▸ **Exercise**
The records are given next. Repeat each one exactly.

▸ **Exercise data**

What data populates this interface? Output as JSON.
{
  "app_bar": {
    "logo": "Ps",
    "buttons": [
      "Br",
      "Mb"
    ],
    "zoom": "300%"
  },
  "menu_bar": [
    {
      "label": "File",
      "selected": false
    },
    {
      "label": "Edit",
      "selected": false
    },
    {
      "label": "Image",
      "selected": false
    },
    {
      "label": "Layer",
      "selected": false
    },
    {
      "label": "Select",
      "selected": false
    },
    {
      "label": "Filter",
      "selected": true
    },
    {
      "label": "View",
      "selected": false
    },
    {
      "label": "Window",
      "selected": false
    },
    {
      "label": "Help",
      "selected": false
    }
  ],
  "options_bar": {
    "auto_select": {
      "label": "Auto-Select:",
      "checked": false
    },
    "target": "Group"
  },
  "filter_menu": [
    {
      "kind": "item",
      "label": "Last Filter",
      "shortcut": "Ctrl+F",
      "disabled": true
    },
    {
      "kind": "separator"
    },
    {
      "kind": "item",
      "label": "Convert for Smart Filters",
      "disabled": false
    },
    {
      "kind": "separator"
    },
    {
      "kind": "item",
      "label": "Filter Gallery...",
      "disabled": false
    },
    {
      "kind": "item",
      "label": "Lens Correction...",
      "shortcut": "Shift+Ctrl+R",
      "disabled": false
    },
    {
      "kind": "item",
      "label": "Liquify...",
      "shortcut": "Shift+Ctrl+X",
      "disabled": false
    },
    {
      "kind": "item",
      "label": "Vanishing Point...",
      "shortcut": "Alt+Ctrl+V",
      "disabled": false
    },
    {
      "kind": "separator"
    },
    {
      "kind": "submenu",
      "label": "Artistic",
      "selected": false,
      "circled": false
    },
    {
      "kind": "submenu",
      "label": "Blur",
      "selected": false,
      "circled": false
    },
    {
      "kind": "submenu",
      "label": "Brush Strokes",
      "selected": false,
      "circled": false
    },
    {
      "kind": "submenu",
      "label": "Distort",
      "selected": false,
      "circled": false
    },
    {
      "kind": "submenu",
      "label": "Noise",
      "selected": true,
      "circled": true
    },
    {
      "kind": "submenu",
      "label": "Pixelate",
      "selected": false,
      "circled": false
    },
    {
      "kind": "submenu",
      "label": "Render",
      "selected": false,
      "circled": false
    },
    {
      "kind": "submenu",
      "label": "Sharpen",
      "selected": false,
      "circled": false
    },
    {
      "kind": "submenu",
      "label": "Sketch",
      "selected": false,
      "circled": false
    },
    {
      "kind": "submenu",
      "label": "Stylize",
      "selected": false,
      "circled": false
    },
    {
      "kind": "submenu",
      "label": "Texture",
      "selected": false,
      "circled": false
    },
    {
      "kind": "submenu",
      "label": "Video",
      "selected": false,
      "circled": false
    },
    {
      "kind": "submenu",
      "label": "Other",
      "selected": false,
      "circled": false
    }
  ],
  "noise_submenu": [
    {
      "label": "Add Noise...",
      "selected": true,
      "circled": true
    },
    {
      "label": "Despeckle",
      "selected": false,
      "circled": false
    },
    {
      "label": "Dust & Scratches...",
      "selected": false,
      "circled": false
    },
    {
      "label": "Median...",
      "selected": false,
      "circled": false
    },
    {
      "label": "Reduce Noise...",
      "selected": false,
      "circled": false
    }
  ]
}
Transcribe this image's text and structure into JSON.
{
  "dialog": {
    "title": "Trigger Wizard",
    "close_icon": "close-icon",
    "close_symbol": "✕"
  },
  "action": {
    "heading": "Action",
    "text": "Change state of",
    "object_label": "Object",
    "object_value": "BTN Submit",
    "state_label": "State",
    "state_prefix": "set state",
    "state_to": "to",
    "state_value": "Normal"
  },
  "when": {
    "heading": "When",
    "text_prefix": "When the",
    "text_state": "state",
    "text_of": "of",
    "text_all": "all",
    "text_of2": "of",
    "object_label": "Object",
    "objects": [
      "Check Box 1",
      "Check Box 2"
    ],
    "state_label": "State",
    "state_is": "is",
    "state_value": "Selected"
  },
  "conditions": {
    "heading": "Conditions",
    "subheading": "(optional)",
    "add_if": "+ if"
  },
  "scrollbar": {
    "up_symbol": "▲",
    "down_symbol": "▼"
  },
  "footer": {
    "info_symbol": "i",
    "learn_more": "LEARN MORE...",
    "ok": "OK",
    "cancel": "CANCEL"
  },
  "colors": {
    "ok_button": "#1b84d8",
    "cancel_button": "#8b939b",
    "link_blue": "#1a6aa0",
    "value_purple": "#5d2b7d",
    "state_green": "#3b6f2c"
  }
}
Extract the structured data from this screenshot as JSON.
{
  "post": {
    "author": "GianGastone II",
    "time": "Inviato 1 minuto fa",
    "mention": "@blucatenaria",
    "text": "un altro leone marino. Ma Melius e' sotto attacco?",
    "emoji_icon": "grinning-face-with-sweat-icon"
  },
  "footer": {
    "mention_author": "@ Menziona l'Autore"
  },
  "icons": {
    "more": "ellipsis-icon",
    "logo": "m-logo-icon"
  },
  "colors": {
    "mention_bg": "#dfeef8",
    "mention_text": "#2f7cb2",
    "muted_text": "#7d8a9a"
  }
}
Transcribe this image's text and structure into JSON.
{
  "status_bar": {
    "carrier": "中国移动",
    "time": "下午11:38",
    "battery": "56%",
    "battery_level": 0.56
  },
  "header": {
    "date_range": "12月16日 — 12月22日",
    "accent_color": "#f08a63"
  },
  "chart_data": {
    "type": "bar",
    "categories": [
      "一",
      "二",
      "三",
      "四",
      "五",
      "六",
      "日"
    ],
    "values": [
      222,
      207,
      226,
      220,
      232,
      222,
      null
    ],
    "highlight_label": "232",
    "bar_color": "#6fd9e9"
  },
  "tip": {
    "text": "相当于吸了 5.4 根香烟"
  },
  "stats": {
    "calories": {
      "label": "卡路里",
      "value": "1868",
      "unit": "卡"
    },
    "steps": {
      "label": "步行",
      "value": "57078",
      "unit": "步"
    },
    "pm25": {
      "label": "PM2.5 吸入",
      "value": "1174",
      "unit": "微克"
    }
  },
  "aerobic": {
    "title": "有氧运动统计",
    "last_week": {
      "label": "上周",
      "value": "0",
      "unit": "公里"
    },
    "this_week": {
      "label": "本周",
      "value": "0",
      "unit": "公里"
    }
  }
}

▸ **Output below**
What data populates this interface? Output as JSON.
{
  "app_bar": {
    "logo": "Ps",
    "buttons": [
      "Br",
      "Mb"
    ],
    "zoom": "300%"
  },
  "menu_bar": [
    {
      "label": "File",
      "selected": false
    },
    {
      "label": "Edit",
      "selected": false
    },
    {
      "label": "Image",
      "selected": false
    },
    {
      "label": "Layer",
      "selected": false
    },
    {
      "label": "Select",
      "selected": false
    },
    {
      "label": "Filter",
      "selected": true
    },
    {
      "label": "View",
      "selected": false
    },
    {
      "label": "Window",
      "selected": false
    },
    {
      "label": "Help",
      "selected": false
    }
  ],
  "options_bar": {
    "auto_select": {
      "label": "Auto-Select:",
      "checked": false
    },
    "target": "Group"
  },
  "filter_menu": [
    {
      "kind": "item",
      "label": "Last Filter",
      "shortcut": "Ctrl+F",
      "disabled": true
    },
    {
      "kind": "separator"
    },
    {
      "kind": "item",
      "label": "Convert for Smart Filters",
      "disabled": false
    },
    {
      "kind": "separator"
    },
    {
      "kind": "item",
      "label": "Filter Gallery...",
      "disabled": false
    },
    {
      "kind": "item",
      "label": "Lens Correction...",
      "shortcut": "Shift+Ctrl+R",
      "disabled": false
    },
    {
      "kind": "item",
      "label": "Liquify...",
      "shortcut": "Shift+Ctrl+X",
      "disabled": false
    },
    {
      "kind": "item",
      "label": "Vanishing Point...",
      "shortcut": "Alt+Ctrl+V",
      "disabled": false
    },
    {
      "kind": "separator"
    },
    {
      "kind": "submenu",
      "label": "Artistic",
      "selected": false,
      "circled": false
    },
    {
      "kind": "submenu",
      "label": "Blur",
      "selected": false,
      "circled": false
    },
    {
      "kind": "submenu",
      "label": "Brush Strokes",
      "selected": false,
      "circled": false
    },
    {
      "kind": "submenu",
      "label": "Distort",
      "selected": false,
      "circled": false
    },
    {
      "kind": "submenu",
      "label": "Noise",
      "selected": true,
      "circled": true
    },
    {
      "kind": "submenu",
      "label": "Pixelate",
      "selected": false,
      "circled": false
    },
    {
      "kind": "submenu",
      "label": "Render",
      "selected": false,
      "circled": false
    },
    {
      "kind": "submenu",
      "label": "Sharpen",
      "selected": false,
      "circled": false
    },
    {
      "kind": "submenu",
      "label": "Sketch",
      "selected": false,
      "circled": false
    },
    {
      "kind": "submenu",
      "label": "Stylize",
      "selected": false,
      "circled": false
    },
    {
      "kind": "submenu",
      "label": "Texture",
      "selected": false,
      "circled": false
    },
    {
      "kind": "submenu",
      "label": "Video",
      "selected": false,
      "circled": false
    },
    {
      "kind": "submenu",
      "label": "Other",
      "selected": false,
      "circled": false
    }
  ],
  "noise_submenu": [
    {
      "label": "Add Noise...",
      "selected": true,
      "circled": true
    },
    {
      "label": "Despeckle",
      "selected": false,
      "circled": false
    },
    {
      "label": "Dust & Scratches...",
      "selected": false,
      "circled": false
    },
    {
      "label": "Median...",
      "selected": false,
      "circled": false
    },
    {
      "label": "Reduce Noise...",
      "selected": false,
      "circled": false
    }
  ]
}
Transcribe this image's text and structure into JSON.
{
  "dialog": {
    "title": "Trigger Wizard",
    "close_icon": "close-icon",
    "close_symbol": "✕"
  },
  "action": {
    "heading": "Action",
    "text": "Change state of",
    "object_label": "Object",
    "object_value": "BTN Submit",
    "state_label": "State",
    "state_prefix": "set state",
    "state_to": "to",
    "state_value": "Normal"
  },
  "when": {
    "heading": "When",
    "text_prefix": "When the",
    "text_state": "state",
    "text_of": "of",
    "text_all": "all",
    "text_of2": "of",
    "object_label": "Object",
    "objects": [
      "Check Box 1",
      "Check Box 2"
    ],
    "state_label": "State",
    "state_is": "is",
    "state_value": "Selected"
  },
  "conditions": {
    "heading": "Conditions",
    "subheading": "(optional)",
    "add_if": "+ if"
  },
  "scrollbar": {
    "up_symbol": "▲",
    "down_symbol": "▼"
  },
  "footer": {
    "info_symbol": "i",
    "learn_more": "LEARN MORE...",
    "ok": "OK",
    "cancel": "CANCEL"
  },
  "colors": {
    "ok_button": "#1b84d8",
    "cancel_button": "#8b939b",
    "link_blue": "#1a6aa0",
    "value_purple": "#5d2b7d",
    "state_green": "#3b6f2c"
  }
}
Extract the structured data from this screenshot as JSON.
{
  "post": {
    "author": "GianGastone II",
    "time": "Inviato 1 minuto fa",
    "mention": "@blucatenaria",
    "text": "un altro leone marino. Ma Melius e' sotto attacco?",
    "emoji_icon": "grinning-face-with-sweat-icon"
  },
  "footer": {
    "mention_author": "@ Menziona l'Autore"
  },
  "icons": {
    "more": "ellipsis-icon",
    "logo": "m-logo-icon"
  },
  "colors": {
    "mention_bg": "#dfeef8",
    "mention_text": "#2f7cb2",
    "muted_text": "#7d8a9a"
  }
}
Transcribe this image's text and structure into JSON.
{
  "status_bar": {
    "carrier": "中国移动",
    "time": "下午11:38",
    "battery": "56%",
    "battery_level": 0.56
  },
  "header": {
    "date_range": "12月16日 — 12月22日",
    "accent_color": "#f08a63"
  },
  "chart_data": {
    "type": "bar",
    "categories": [
      "一",
      "二",
      "三",
      "四",
      "五",
      "六",
      "日"
    ],
    "values": [
      222,
      207,
      226,
      220,
      232,
      222,
      null
    ],
    "highlight_label": "232",
    "bar_color": "#6fd9e9"
  },
  "tip": {
    "text": "相当于吸了 5.4 根香烟"
  },
  "stats": {
    "calories": {
      "label": "卡路里",
      "value": "1868",
      "unit": "卡"
    },
    "steps": {
      "label": "步行",
      "value": "57078",
      "unit": "步"
    },
    "pm25": {
      "label": "PM2.5 吸入",
      "value": "1174",
      "unit": "微克"
    }
  },
  "aerobic": {
    "title": "有氧运动统计",
    "last_week": {
      "label": "上周",
      "value": "0",
      "unit": "公里"
    },
    "this_week": {
      "label": "本周",
      "value": "0",
      "unit": "公里"
    }
  }
}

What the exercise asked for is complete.